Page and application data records
____________
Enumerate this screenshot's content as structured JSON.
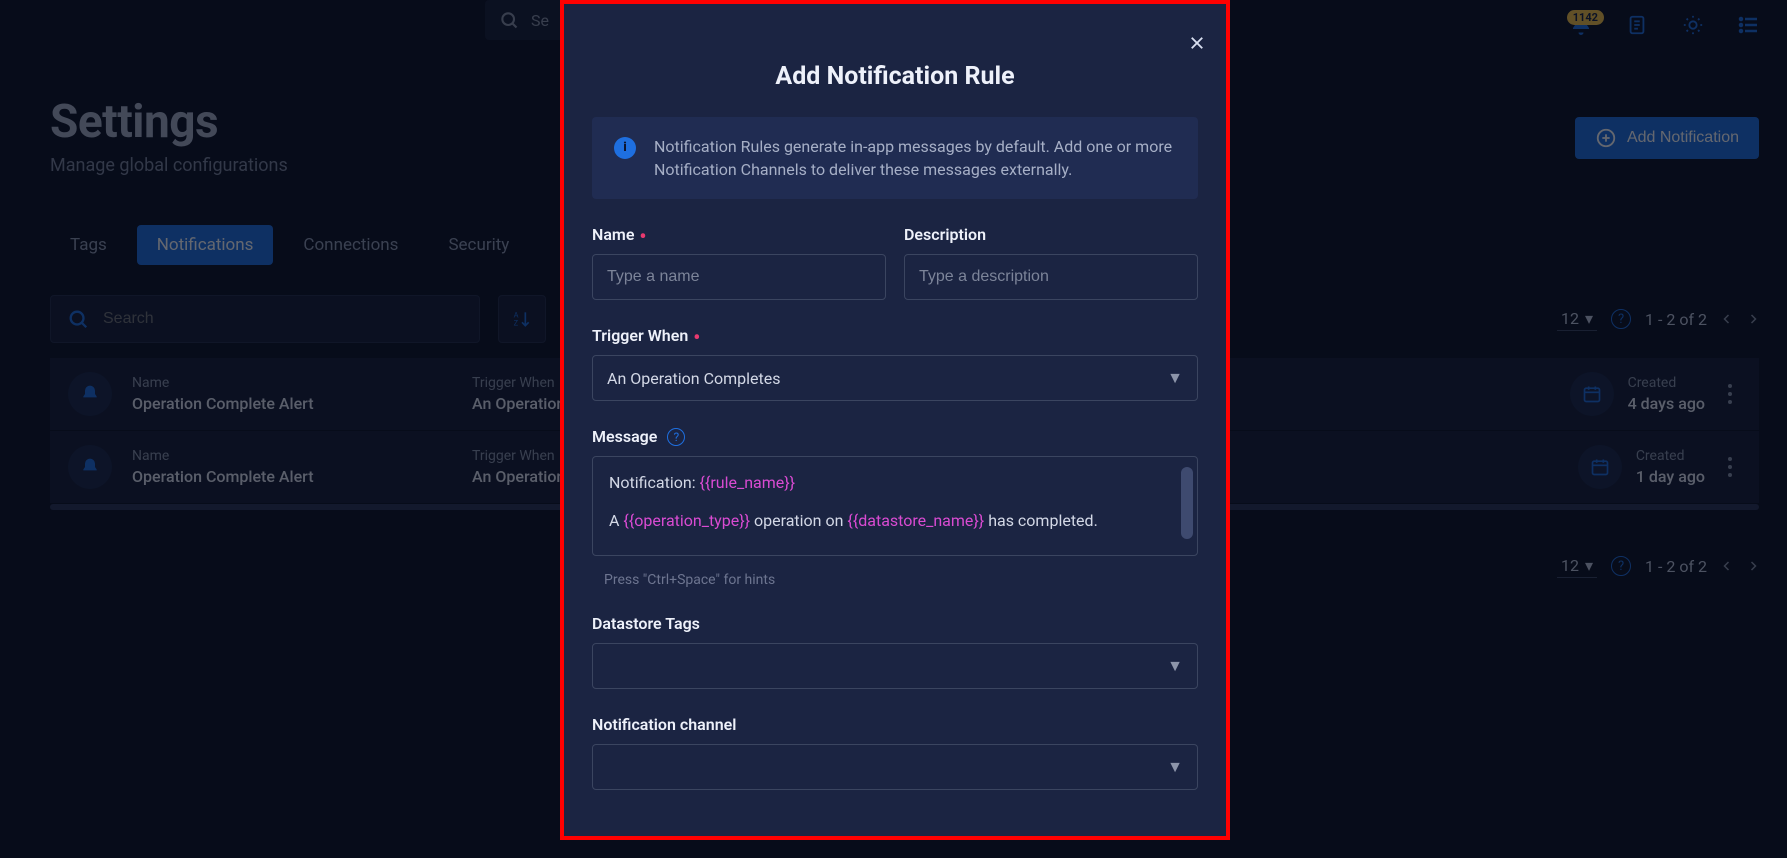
{
  "topbar": {
    "search_placeholder": "Se",
    "badge_count": "1142"
  },
  "header": {
    "title": "Settings",
    "subtitle": "Manage global configurations",
    "add_button": "Add Notification"
  },
  "tabs": [
    "Tags",
    "Notifications",
    "Connections",
    "Security"
  ],
  "active_tab_index": 1,
  "toolbar": {
    "search_placeholder": "Search",
    "per_page": "12",
    "range": "1 - 2 of 2"
  },
  "rows": [
    {
      "name_label": "Name",
      "name": "Operation Complete Alert",
      "trigger_label": "Trigger When",
      "trigger": "An Operation",
      "created_label": "Created",
      "created": "4 days ago"
    },
    {
      "name_label": "Name",
      "name": "Operation Complete Alert",
      "trigger_label": "Trigger When",
      "trigger": "An Operation",
      "created_label": "Created",
      "created": "1 day ago"
    }
  ],
  "paginator2": {
    "per_page": "12",
    "range": "1 - 2 of 2"
  },
  "modal": {
    "title": "Add Notification Rule",
    "info": "Notification Rules generate in-app messages by default. Add one or more Notification Channels to deliver these messages externally.",
    "name_label": "Name",
    "name_placeholder": "Type a name",
    "desc_label": "Description",
    "desc_placeholder": "Type a description",
    "trigger_label": "Trigger When",
    "trigger_value": "An Operation Completes",
    "message_label": "Message",
    "message_parts": {
      "p1a": "Notification: ",
      "t1": "{{rule_name}}",
      "p2a": "A ",
      "t2": "{{operation_type}}",
      "p2b": " operation on ",
      "t3": "{{datastore_name}}",
      "p2c": " has completed."
    },
    "message_hint": "Press \"Ctrl+Space\" for hints",
    "tags_label": "Datastore Tags",
    "channel_label": "Notification channel"
  }
}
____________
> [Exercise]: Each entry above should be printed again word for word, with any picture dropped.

> [Task answer]:
Enumerate this screenshot's content as structured JSON.
{
  "topbar": {
    "search_placeholder": "Se",
    "badge_count": "1142"
  },
  "header": {
    "title": "Settings",
    "subtitle": "Manage global configurations",
    "add_button": "Add Notification"
  },
  "tabs": [
    "Tags",
    "Notifications",
    "Connections",
    "Security"
  ],
  "active_tab_index": 1,
  "toolbar": {
    "search_placeholder": "Search",
    "per_page": "12",
    "range": "1 - 2 of 2"
  },
  "rows": [
    {
      "name_label": "Name",
      "name": "Operation Complete Alert",
      "trigger_label": "Trigger When",
      "trigger": "An Operation",
      "created_label": "Created",
      "created": "4 days ago"
    },
    {
      "name_label": "Name",
      "name": "Operation Complete Alert",
      "trigger_label": "Trigger When",
      "trigger": "An Operation",
      "created_label": "Created",
      "created": "1 day ago"
    }
  ],
  "paginator2": {
    "per_page": "12",
    "range": "1 - 2 of 2"
  },
  "modal": {
    "title": "Add Notification Rule",
    "info": "Notification Rules generate in-app messages by default. Add one or more Notification Channels to deliver these messages externally.",
    "name_label": "Name",
    "name_placeholder": "Type a name",
    "desc_label": "Description",
    "desc_placeholder": "Type a description",
    "trigger_label": "Trigger When",
    "trigger_value": "An Operation Completes",
    "message_label": "Message",
    "message_parts": {
      "p1a": "Notification: ",
      "t1": "{{rule_name}}",
      "p2a": "A ",
      "t2": "{{operation_type}}",
      "p2b": " operation on ",
      "t3": "{{datastore_name}}",
      "p2c": " has completed."
    },
    "message_hint": "Press \"Ctrl+Space\" for hints",
    "tags_label": "Datastore Tags",
    "channel_label": "Notification channel"
  }
}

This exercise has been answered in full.